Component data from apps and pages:

..........

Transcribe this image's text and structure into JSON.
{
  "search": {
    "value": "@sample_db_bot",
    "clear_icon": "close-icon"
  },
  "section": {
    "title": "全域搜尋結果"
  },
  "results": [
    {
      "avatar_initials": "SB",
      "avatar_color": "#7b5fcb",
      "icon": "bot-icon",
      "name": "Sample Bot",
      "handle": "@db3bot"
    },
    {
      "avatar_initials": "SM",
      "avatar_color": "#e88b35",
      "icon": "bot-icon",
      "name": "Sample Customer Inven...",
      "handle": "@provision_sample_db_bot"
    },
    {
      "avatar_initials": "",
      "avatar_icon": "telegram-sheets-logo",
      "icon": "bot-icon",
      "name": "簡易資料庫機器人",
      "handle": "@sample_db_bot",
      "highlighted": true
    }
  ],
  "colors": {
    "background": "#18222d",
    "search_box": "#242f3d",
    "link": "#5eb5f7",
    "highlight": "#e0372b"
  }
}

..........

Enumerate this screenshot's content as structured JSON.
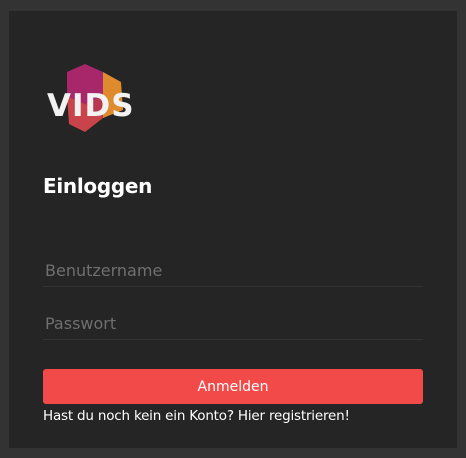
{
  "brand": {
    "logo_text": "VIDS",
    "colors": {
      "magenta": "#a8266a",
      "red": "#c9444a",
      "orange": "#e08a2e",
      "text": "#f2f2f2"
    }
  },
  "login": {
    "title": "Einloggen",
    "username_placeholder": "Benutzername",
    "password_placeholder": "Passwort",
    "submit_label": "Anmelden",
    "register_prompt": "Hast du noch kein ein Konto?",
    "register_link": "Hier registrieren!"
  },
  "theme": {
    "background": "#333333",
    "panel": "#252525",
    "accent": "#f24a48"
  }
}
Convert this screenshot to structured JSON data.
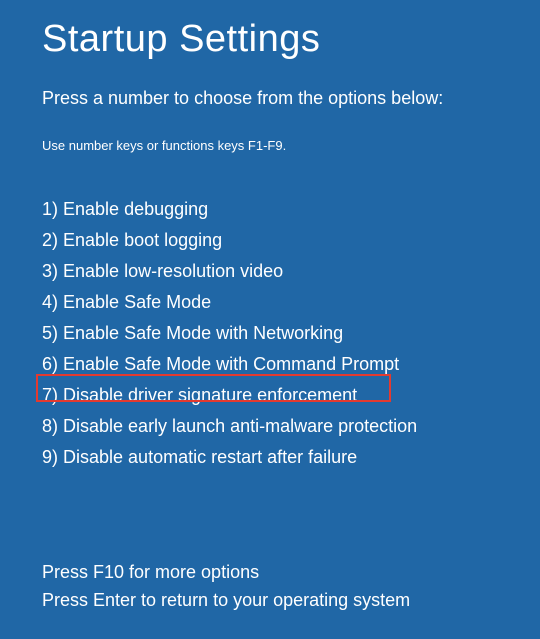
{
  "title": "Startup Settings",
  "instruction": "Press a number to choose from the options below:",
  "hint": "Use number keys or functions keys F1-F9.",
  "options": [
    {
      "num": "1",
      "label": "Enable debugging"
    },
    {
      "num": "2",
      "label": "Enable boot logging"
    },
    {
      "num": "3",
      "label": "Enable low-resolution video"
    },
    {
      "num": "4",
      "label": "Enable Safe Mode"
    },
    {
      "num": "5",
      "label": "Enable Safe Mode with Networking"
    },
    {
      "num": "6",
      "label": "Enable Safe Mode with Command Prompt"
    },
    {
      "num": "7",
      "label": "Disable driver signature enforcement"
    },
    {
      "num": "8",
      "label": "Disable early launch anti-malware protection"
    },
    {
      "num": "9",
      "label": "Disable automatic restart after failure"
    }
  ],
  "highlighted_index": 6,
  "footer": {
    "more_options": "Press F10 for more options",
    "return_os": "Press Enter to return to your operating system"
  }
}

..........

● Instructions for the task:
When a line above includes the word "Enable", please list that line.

● Result:
      "label": "Enable debugging"
      "label": "Enable boot logging"
      "label": "Enable low-resolution video"
      "label": "Enable Safe Mode"
      "label": "Enable Safe Mode with Networking"
      "label": "Enable Safe Mode with Command Prompt"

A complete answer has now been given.